**Required action:** What lines in the following entries hold the word "curve"? Copy each one.

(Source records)
- - - - -
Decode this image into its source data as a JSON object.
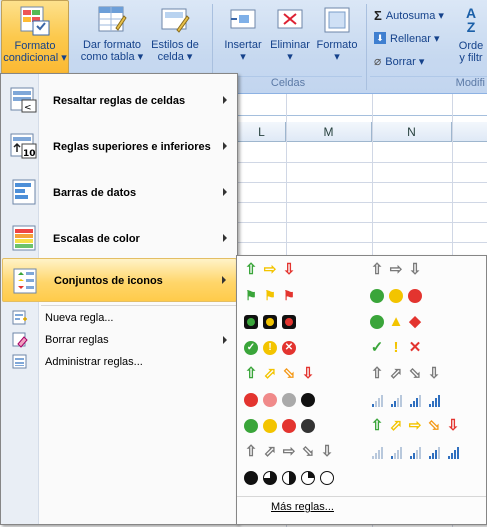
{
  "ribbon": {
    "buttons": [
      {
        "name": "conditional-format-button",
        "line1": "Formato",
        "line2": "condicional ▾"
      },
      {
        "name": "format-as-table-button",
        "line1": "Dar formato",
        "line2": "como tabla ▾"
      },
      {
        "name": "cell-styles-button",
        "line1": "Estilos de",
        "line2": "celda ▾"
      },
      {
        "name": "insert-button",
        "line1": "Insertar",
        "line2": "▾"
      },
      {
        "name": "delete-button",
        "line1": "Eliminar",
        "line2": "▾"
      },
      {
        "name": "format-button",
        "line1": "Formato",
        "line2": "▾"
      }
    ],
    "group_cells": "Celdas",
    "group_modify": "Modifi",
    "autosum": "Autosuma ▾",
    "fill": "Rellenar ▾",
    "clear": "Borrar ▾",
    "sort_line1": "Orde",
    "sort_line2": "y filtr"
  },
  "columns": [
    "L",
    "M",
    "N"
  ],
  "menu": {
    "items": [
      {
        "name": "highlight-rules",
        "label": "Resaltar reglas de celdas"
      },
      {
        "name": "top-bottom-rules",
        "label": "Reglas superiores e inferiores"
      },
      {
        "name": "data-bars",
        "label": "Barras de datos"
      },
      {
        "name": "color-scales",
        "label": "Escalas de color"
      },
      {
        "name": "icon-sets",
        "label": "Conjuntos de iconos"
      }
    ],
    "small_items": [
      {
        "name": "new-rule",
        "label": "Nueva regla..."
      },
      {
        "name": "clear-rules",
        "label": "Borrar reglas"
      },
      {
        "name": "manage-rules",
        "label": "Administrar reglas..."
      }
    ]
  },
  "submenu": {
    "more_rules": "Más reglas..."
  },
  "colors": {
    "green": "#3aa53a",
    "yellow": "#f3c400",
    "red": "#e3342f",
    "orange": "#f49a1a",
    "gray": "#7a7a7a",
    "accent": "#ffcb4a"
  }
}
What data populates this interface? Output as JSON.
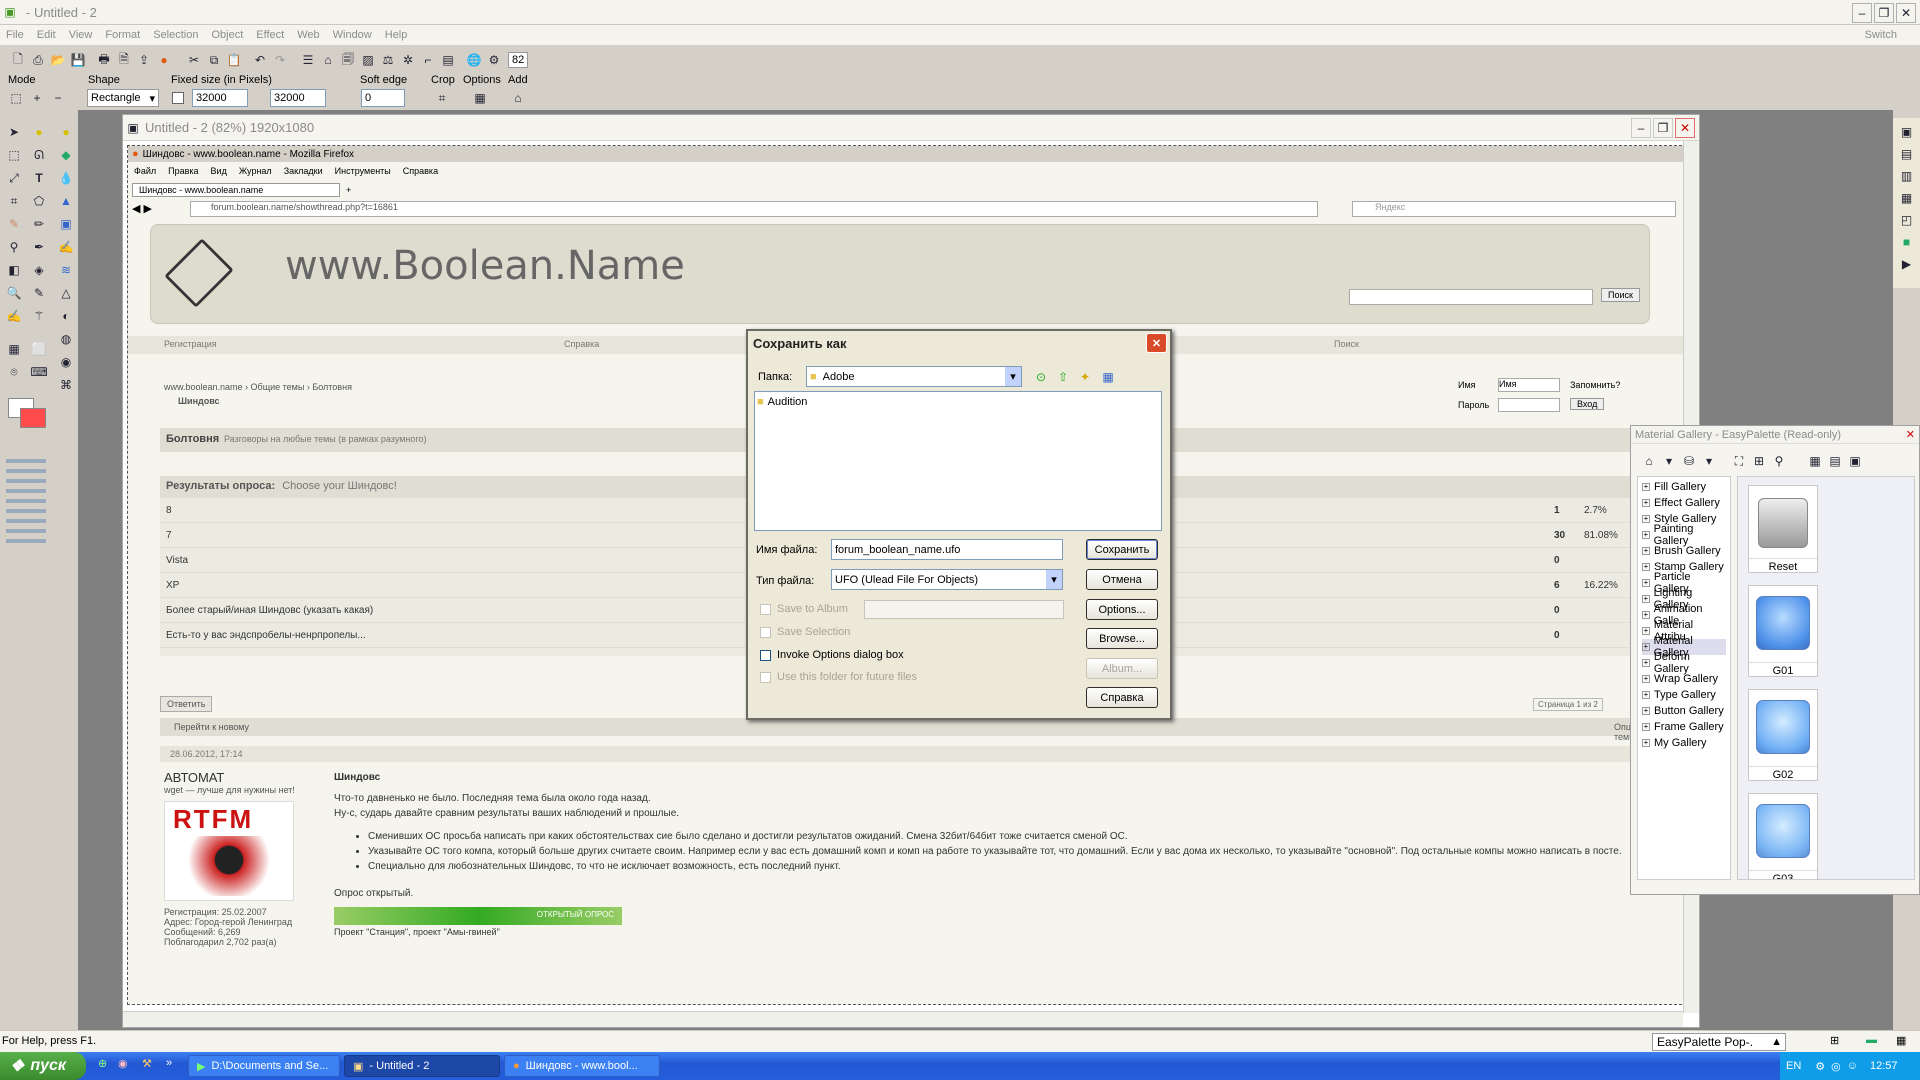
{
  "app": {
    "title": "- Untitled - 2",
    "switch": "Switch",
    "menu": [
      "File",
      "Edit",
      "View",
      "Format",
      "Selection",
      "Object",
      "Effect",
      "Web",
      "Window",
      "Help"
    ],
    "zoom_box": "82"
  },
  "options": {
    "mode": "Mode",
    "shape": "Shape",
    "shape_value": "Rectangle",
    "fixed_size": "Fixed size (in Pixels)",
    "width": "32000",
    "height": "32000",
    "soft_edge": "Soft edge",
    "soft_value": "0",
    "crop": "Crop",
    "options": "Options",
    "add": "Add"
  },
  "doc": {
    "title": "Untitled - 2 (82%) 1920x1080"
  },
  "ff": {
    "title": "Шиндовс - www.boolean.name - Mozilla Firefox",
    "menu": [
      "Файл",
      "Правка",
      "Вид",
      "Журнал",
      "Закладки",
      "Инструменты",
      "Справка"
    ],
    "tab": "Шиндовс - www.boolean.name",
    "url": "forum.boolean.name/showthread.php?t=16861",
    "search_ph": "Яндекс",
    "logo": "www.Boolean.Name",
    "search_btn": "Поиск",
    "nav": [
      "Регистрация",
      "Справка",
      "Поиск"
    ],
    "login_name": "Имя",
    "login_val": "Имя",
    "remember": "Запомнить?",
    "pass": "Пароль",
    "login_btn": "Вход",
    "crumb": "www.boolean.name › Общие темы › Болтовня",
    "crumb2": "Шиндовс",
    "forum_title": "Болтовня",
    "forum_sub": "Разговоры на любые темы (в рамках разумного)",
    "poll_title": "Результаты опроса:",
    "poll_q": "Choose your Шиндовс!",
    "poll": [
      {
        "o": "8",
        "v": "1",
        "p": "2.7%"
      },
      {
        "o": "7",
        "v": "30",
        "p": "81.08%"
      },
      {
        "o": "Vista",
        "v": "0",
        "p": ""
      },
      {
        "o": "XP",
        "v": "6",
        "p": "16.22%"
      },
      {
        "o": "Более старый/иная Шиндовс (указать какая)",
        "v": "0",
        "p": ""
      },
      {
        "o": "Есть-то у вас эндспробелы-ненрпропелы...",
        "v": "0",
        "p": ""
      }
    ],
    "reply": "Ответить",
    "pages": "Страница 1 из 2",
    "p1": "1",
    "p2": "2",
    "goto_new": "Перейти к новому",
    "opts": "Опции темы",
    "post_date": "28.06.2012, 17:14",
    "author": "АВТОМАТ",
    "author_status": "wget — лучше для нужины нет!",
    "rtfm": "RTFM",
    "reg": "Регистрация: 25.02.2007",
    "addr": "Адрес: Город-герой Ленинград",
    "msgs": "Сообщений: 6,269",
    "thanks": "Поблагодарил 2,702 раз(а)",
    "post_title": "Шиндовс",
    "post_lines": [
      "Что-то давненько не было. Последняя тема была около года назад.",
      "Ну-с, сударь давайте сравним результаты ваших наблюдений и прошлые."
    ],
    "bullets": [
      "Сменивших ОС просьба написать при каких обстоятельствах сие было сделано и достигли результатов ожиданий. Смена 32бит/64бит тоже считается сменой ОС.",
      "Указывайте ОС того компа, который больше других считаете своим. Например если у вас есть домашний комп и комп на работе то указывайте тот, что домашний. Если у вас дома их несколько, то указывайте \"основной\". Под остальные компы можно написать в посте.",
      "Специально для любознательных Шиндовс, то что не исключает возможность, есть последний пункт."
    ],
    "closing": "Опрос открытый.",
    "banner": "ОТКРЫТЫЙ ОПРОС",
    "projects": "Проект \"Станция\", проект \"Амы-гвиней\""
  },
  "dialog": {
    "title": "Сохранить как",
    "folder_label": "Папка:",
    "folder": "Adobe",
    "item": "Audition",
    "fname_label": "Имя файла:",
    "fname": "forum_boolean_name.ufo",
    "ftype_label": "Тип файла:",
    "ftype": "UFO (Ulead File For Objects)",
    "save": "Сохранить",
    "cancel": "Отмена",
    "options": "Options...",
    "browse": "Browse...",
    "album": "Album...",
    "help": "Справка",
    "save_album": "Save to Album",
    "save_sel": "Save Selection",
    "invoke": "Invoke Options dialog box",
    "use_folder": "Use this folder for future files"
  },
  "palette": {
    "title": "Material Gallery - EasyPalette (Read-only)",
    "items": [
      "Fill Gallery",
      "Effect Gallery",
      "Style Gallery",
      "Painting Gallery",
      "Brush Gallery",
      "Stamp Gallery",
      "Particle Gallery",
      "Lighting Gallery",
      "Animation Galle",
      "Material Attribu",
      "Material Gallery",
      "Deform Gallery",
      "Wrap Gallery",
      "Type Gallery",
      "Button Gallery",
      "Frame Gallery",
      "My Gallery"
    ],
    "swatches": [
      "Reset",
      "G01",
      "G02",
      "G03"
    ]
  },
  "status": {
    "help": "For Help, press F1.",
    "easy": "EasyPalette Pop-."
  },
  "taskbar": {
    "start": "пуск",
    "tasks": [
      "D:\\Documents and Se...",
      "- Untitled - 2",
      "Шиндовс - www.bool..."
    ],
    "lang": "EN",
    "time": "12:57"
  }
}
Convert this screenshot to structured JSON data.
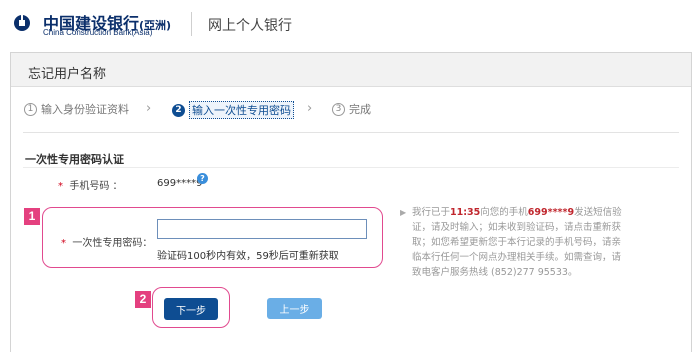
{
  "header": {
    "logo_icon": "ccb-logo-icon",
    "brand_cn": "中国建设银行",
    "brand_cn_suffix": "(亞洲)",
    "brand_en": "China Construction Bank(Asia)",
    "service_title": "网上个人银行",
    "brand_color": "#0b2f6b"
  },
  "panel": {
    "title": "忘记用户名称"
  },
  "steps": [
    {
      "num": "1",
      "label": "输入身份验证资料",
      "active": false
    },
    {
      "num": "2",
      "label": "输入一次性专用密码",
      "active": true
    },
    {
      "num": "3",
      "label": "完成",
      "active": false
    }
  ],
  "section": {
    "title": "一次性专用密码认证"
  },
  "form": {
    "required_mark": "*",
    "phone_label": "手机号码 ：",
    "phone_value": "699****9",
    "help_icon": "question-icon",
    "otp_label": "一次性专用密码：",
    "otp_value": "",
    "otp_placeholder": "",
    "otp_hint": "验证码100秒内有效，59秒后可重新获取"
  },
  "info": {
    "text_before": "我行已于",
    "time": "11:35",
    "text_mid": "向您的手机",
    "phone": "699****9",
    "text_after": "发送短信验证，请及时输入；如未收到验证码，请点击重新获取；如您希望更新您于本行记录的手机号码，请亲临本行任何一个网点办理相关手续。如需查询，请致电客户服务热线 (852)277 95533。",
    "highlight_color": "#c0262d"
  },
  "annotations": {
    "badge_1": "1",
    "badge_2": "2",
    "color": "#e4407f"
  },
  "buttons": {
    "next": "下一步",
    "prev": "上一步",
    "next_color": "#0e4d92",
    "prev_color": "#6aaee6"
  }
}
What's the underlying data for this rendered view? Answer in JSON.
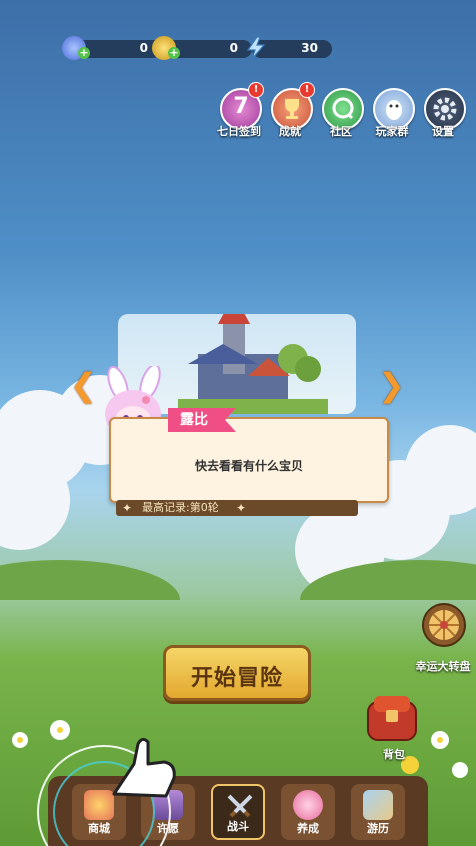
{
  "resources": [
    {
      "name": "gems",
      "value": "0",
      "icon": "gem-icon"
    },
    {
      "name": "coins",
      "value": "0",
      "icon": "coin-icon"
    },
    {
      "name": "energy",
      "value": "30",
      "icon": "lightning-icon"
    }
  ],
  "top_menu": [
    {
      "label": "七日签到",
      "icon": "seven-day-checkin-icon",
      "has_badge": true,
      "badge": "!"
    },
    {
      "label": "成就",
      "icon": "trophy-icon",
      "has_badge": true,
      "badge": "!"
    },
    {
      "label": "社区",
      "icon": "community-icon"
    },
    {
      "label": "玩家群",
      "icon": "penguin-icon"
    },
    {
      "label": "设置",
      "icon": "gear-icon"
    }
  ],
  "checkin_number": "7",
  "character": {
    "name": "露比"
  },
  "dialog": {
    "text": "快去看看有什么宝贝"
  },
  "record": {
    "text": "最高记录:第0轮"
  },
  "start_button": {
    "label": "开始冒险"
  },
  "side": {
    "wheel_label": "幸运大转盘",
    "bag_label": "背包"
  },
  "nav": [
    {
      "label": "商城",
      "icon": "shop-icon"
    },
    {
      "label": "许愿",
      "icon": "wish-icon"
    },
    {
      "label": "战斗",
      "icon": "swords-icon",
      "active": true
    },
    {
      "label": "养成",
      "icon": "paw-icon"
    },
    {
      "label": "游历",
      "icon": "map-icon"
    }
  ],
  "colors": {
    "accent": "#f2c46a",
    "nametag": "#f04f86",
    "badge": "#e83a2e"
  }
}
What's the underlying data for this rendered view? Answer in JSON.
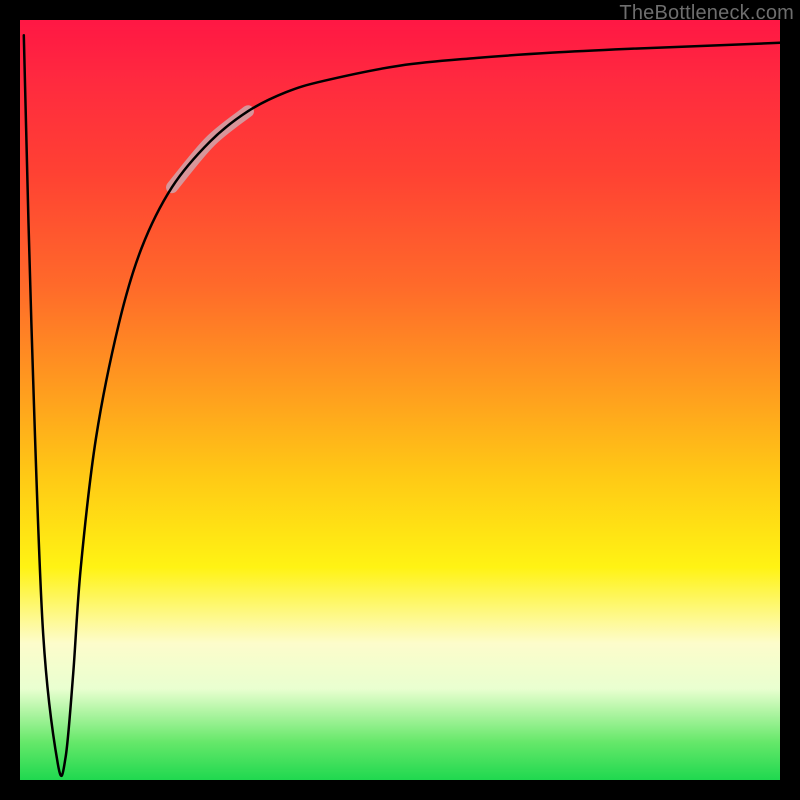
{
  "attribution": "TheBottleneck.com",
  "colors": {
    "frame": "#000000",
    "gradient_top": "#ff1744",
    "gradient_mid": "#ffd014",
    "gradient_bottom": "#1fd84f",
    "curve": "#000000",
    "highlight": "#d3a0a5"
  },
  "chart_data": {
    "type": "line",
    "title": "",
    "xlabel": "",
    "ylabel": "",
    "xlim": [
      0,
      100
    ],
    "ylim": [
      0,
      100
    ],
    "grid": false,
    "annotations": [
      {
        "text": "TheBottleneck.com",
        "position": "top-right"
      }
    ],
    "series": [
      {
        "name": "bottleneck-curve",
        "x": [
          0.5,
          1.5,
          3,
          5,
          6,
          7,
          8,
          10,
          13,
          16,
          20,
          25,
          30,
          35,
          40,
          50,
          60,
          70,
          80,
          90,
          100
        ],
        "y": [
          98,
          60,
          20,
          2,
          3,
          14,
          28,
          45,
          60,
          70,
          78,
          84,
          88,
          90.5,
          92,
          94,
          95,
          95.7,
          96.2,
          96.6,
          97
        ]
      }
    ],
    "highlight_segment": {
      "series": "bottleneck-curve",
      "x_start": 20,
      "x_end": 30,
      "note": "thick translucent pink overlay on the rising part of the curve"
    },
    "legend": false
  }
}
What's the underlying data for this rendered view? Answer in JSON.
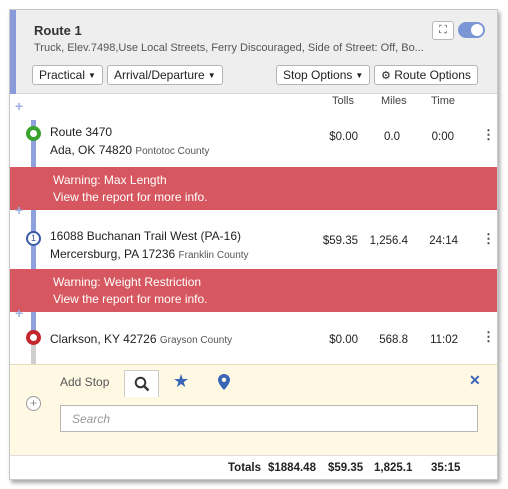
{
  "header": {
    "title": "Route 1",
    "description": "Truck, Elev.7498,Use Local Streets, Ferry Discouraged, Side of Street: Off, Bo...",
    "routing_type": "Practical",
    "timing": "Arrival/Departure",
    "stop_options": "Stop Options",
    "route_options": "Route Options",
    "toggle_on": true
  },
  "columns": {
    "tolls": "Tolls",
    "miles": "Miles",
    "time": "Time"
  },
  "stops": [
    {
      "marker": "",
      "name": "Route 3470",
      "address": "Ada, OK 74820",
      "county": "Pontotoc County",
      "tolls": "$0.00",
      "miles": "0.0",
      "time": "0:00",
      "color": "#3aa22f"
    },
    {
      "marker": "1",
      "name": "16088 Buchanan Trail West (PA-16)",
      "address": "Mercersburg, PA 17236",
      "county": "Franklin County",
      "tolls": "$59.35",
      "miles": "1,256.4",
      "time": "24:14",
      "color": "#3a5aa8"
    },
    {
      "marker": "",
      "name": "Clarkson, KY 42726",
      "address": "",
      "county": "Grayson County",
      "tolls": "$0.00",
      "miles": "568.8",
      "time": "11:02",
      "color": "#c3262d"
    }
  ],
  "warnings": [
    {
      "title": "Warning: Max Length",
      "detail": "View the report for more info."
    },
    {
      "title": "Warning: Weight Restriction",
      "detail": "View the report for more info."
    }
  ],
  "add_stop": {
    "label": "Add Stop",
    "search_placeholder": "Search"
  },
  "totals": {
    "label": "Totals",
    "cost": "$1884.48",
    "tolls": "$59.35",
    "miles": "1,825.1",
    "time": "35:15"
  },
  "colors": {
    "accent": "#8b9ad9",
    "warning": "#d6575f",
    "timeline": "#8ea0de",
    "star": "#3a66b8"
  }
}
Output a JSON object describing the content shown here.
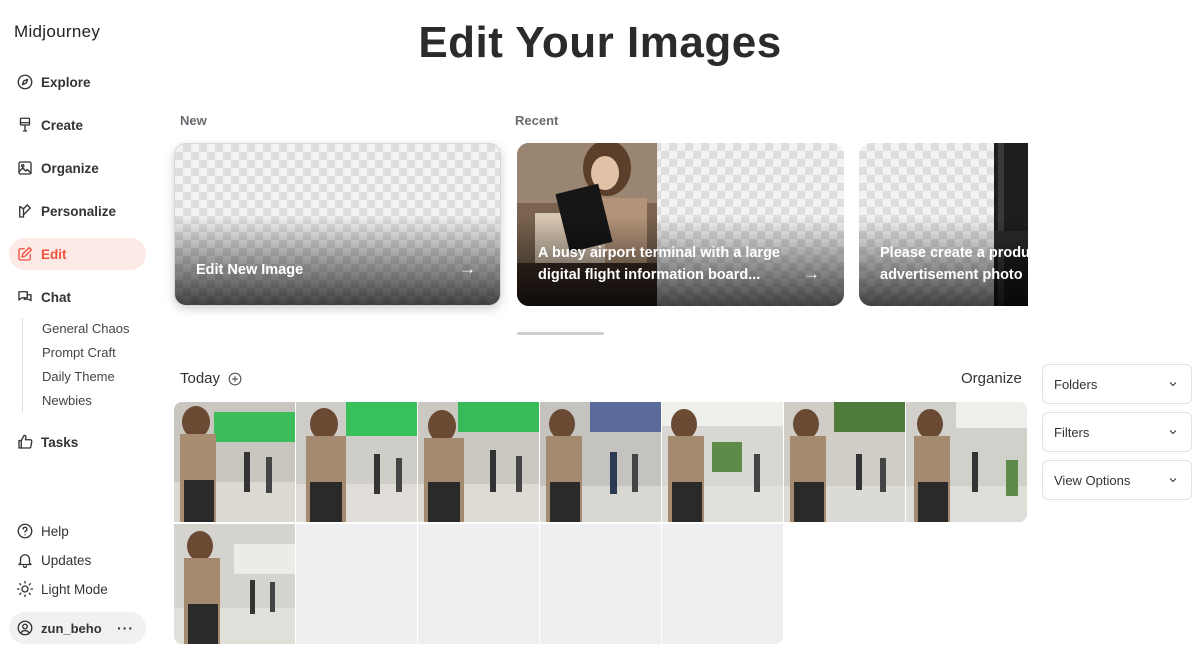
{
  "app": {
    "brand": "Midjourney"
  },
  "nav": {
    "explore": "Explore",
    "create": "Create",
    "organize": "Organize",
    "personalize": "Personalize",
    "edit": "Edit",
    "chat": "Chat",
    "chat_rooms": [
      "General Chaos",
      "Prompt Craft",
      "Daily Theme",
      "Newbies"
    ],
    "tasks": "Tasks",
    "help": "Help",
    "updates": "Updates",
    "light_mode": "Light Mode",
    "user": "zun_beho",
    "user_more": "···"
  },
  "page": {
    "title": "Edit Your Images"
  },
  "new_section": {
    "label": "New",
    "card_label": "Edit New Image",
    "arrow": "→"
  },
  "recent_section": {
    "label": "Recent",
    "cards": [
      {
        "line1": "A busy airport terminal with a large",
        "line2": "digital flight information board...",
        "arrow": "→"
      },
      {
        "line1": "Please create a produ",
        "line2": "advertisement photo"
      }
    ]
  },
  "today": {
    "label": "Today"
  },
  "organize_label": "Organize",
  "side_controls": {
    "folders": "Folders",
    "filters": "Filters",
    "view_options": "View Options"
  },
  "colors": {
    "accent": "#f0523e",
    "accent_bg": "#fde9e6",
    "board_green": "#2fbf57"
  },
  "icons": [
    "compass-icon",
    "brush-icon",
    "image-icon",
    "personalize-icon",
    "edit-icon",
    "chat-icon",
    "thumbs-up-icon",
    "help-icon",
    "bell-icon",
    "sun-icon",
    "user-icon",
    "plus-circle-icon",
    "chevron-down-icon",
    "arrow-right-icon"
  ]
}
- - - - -
**Output below:**
    "curve": "#000000",
        "name": "bottleneck-curve",
      "series": "bottleneck-curve",
      "note": "thick translucent pink overlay on the rising part of the curve"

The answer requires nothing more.